What you will do: Identify every line in the records below that contains the word "datax", and reproduce each one.

Working data:
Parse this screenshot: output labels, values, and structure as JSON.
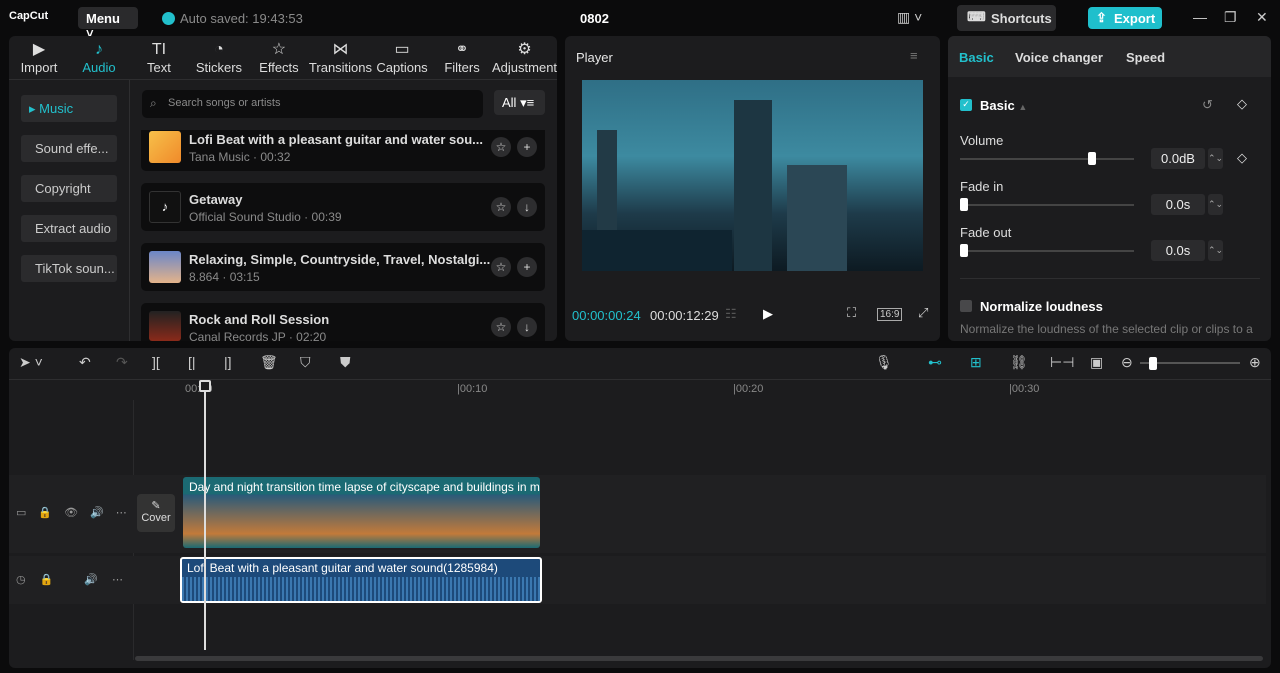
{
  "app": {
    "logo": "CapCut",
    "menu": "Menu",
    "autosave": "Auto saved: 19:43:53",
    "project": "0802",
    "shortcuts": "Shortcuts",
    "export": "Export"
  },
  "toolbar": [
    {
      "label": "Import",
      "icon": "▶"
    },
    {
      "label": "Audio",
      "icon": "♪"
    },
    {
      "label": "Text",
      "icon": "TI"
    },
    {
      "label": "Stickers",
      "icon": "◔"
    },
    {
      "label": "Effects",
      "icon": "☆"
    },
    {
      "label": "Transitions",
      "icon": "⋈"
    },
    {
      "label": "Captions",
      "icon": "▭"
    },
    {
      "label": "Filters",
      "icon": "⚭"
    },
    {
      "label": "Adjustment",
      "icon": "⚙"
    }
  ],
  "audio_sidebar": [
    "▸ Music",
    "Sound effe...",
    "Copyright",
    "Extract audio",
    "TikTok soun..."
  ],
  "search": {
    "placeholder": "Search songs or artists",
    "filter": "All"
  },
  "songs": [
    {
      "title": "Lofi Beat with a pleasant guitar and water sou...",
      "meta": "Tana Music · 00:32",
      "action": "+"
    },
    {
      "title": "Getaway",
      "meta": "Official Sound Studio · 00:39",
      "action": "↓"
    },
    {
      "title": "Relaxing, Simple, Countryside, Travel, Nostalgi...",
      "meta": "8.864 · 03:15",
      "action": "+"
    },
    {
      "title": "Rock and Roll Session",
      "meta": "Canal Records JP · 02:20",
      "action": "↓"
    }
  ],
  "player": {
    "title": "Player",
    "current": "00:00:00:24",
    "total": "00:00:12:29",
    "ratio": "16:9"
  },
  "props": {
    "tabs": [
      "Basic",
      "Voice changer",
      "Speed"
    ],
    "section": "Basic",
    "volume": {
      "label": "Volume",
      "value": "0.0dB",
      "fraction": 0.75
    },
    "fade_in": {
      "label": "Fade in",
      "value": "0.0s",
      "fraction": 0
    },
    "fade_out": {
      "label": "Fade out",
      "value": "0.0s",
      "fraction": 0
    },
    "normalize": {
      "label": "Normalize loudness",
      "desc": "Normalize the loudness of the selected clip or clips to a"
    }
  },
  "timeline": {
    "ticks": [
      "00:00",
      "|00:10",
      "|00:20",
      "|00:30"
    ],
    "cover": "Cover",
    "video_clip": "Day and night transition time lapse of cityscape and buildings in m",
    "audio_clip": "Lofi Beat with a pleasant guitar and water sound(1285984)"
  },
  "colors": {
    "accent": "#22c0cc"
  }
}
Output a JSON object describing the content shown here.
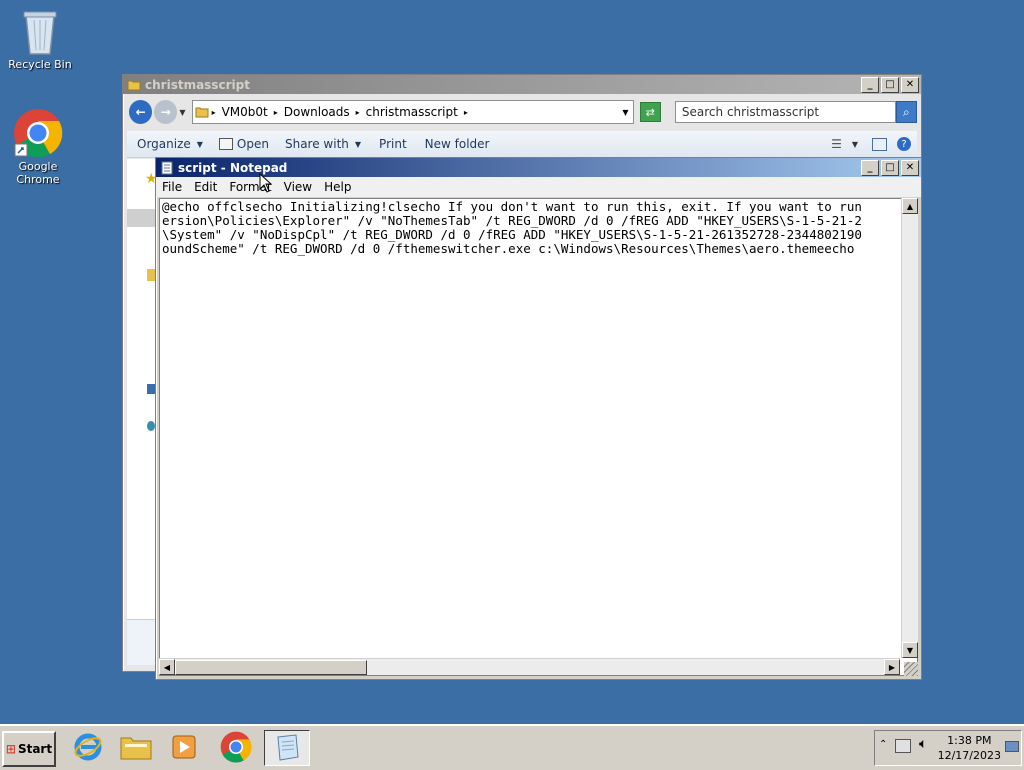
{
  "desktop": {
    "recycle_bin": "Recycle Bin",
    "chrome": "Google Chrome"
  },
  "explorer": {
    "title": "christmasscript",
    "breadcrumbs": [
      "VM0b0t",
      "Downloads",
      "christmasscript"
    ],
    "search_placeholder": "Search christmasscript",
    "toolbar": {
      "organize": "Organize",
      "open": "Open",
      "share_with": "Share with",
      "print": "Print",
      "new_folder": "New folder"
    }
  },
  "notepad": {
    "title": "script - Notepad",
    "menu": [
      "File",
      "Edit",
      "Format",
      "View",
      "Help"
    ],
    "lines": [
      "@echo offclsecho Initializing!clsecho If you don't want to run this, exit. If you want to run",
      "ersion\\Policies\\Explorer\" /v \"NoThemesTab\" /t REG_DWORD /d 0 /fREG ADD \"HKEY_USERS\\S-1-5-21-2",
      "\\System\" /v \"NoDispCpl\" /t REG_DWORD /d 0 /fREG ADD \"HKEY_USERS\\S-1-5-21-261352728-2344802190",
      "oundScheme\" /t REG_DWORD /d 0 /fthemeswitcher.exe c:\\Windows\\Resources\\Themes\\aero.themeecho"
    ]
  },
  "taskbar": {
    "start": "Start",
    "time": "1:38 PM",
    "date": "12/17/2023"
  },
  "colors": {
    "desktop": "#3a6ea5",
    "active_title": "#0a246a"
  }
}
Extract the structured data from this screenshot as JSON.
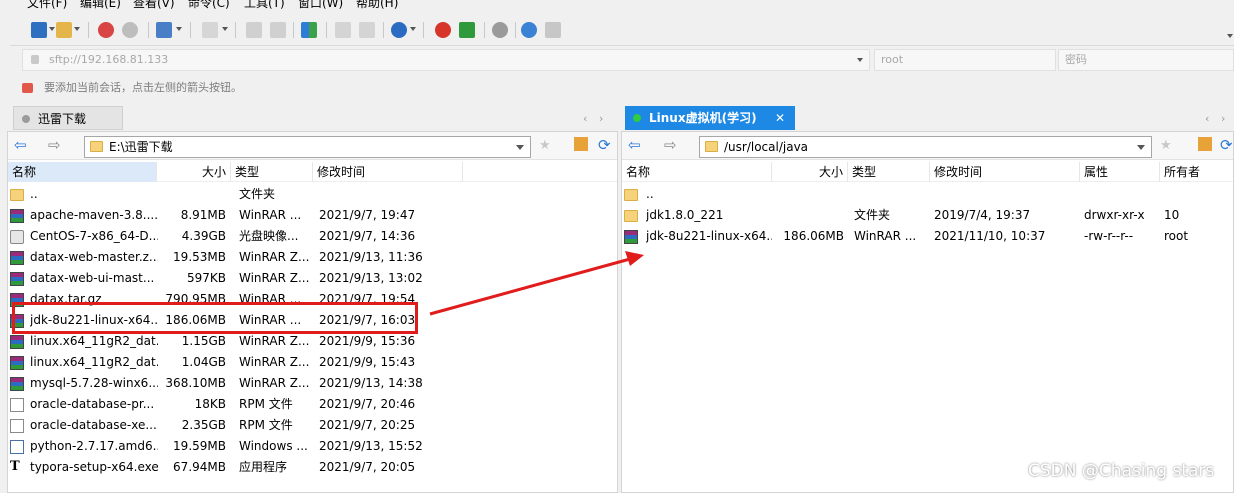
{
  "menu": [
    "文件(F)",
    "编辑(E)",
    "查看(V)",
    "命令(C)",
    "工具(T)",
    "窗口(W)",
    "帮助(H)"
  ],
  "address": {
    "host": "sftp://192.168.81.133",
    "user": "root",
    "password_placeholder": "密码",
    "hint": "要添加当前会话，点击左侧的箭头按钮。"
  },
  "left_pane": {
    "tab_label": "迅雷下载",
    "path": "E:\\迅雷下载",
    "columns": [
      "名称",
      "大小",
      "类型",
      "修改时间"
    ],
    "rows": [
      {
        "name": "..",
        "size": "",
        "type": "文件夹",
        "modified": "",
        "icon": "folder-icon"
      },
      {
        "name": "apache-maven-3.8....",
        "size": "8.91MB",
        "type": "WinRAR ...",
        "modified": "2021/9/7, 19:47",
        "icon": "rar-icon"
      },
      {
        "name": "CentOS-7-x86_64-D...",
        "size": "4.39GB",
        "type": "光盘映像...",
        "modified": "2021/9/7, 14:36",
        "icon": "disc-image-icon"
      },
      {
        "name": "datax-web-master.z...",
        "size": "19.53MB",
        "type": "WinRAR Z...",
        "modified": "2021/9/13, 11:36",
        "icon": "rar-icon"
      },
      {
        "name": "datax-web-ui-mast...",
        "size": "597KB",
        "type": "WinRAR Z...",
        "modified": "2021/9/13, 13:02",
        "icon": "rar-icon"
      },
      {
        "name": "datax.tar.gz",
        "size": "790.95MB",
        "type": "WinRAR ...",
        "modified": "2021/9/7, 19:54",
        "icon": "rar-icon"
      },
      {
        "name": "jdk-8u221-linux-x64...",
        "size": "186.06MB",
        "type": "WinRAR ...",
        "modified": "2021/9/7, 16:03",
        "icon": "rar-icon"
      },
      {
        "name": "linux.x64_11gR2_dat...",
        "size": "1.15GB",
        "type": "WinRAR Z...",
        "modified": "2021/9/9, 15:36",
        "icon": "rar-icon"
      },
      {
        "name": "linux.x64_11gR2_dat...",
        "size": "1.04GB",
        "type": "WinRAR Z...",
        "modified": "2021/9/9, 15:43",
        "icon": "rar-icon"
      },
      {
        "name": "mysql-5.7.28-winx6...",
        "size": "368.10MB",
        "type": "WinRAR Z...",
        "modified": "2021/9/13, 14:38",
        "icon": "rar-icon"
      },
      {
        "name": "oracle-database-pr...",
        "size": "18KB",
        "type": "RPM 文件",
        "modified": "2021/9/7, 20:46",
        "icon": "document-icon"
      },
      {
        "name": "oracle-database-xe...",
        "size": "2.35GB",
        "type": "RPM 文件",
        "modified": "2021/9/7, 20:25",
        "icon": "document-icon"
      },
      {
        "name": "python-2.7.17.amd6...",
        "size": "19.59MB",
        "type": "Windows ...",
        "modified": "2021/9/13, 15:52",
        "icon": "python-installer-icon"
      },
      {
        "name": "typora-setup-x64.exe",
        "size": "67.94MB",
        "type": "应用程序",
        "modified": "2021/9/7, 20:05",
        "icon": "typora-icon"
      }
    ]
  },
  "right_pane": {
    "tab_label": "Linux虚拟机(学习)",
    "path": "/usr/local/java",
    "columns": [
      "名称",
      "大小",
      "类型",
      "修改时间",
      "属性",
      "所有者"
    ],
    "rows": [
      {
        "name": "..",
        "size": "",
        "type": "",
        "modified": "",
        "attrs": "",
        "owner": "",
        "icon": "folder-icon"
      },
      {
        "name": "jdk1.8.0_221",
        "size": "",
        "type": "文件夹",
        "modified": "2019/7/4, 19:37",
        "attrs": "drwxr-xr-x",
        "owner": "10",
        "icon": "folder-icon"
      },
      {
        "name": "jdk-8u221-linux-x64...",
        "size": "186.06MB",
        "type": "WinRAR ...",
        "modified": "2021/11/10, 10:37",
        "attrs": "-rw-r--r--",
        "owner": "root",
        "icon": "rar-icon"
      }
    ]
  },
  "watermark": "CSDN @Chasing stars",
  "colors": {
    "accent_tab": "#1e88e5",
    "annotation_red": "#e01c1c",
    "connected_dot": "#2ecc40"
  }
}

Written reply:
        "name": "datax-web-master.z...",
        "name": "datax-web-ui-mast...",
        "name": "datax.tar.gz",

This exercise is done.